D.5 Draft: See approval level.
D.6 Expert: A person familiar with a part of the real world system (or subject) being modeled.
May serve as a source of information or as a reviewer of part of the model.
D.7 IDEF Role: A position in an IDEF project. See author, expert, commenter, reader and
D.8 Kit: A standardized package of diagrams containing portions of or complete-to-date
models to be reviewed. See Kit Cycle.
D.9 Kit Cover Sheet: A special form used to control the routing of a kit through a kit cycle.
D.10 Kit Cycle: A formal Reader/Author Cycle procedure which uses kits for obtaining peer or
expert review during model development.
D.11 Librarian: The person responsible for routing and tracking of kits and keeping orderly
project files and archives.
D.12 Project Field: The field on the IDEF diagram form which records the name of the
organized task for which an IDEF model is prepared.
D.13 Publication: See approval level.
D.14 Reader: A person with (limited) training in an IDEF technique, sufficient to accurately
interpret syntax and basic meanings and to read and write reader notes, who sees part or all of a

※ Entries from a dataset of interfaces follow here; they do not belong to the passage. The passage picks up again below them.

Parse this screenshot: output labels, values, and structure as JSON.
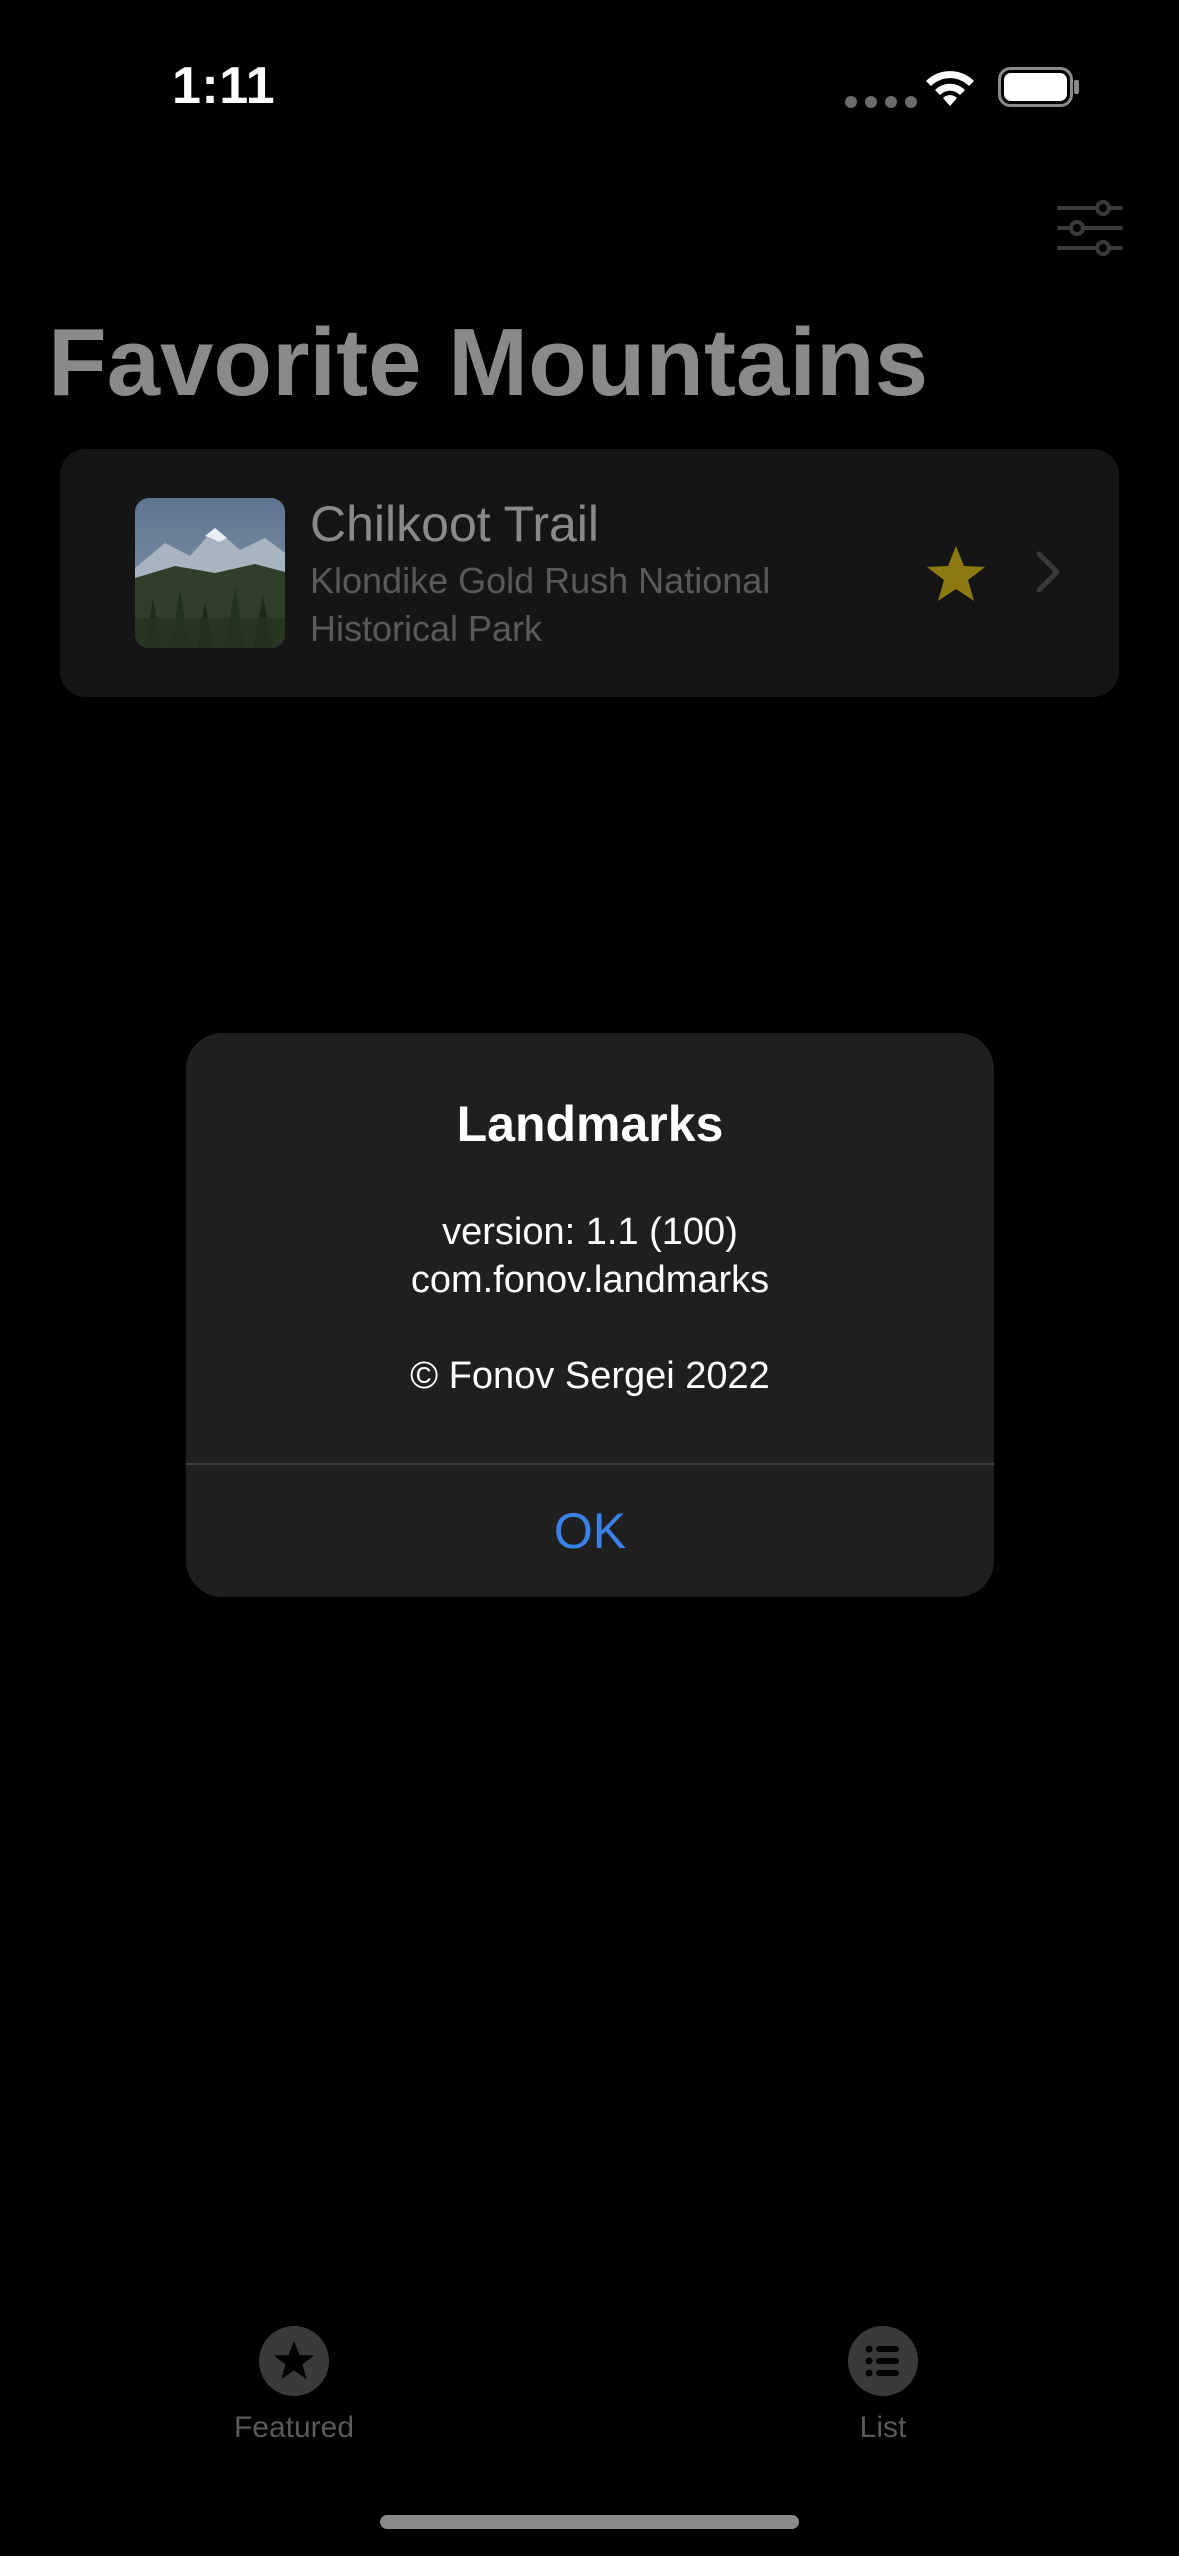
{
  "status_bar": {
    "time": "1:11"
  },
  "header": {
    "title": "Favorite Mountains",
    "filter_icon": "slider-horizontal-icon"
  },
  "landmark_row": {
    "name": "Chilkoot Trail",
    "park": "Klondike Gold Rush National Historical Park",
    "is_favorite": true,
    "star_color": "#8c7a10"
  },
  "alert": {
    "title": "Landmarks",
    "version": "version: 1.1 (100)",
    "bundle_id": "com.fonov.landmarks",
    "copyright": "© Fonov Sergei 2022",
    "ok_label": "OK",
    "accent_color": "#3b82e8"
  },
  "tab_bar": {
    "items": [
      {
        "label": "Featured",
        "icon": "star-circle-icon"
      },
      {
        "label": "List",
        "icon": "list-bullet-circle-icon"
      }
    ]
  }
}
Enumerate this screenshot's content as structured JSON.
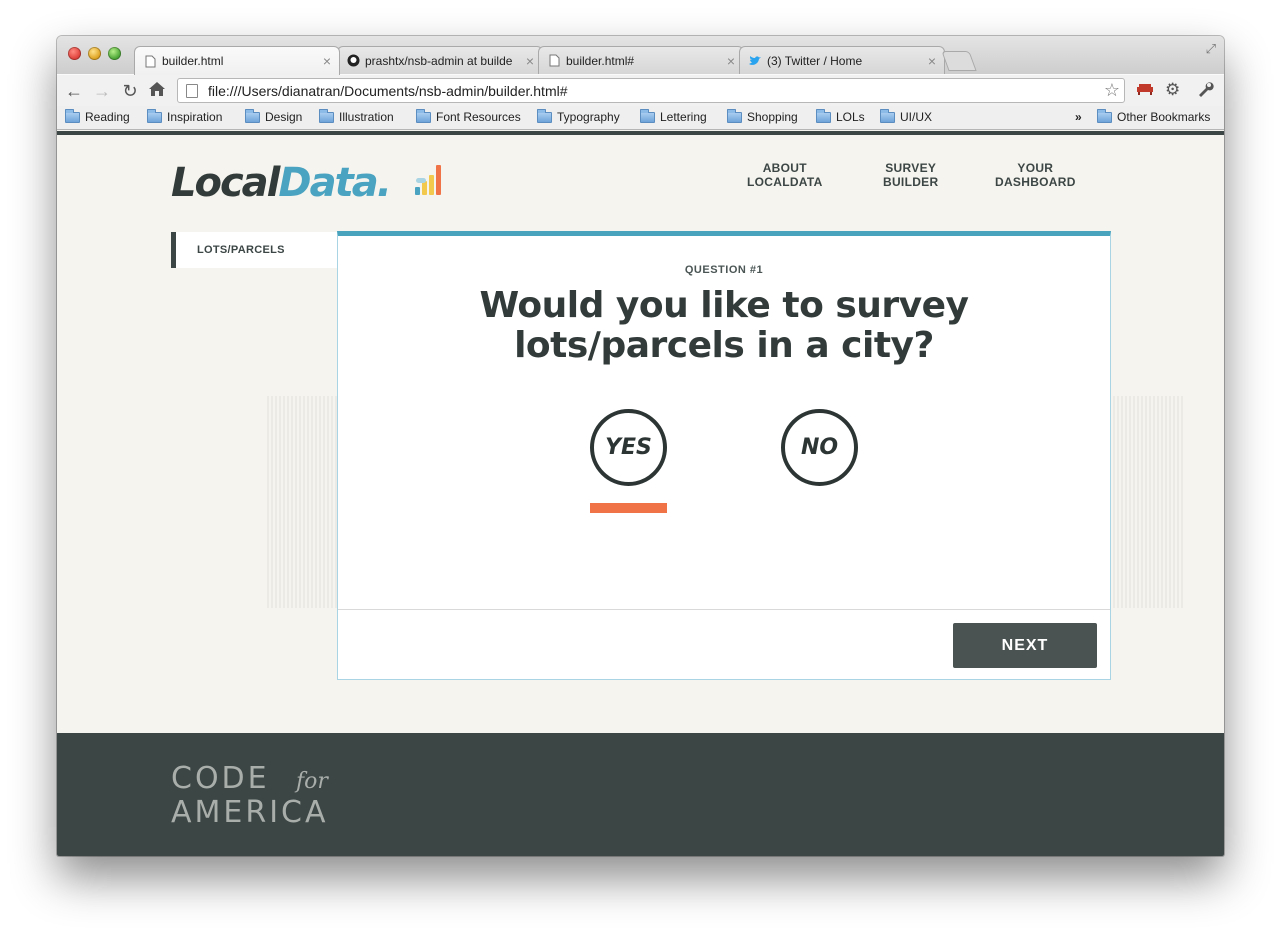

D.15 Reader/Author Cycle: A procedure using reader notes for obtaining peer or expert review
during model development.
D.16 Reader Note: A textual comment by a reader about an IDEF0 diagram. Reader notes are
not published as part of the diagram, but rather are used for communication during a
Reader/Author Cycle.
D.17 Recommended: See approval level.
D.18 Reviewer: A reviewer shares accountability for the utility of an IDEF kit, model, diagram
or other IDEF result. Some reviewers lack Readership training, but participate in guided walk-
D.19 Split: Boxes are split and clustered in diagramming. When a parent box is detailed on a
child diagram, the parent box is split into pieces, some of which may then be clustered, to form
the 3 to 6 boxes on the child diagram.
D.20 Role: Same as IDEF Role.
D.21 Working: See approval level.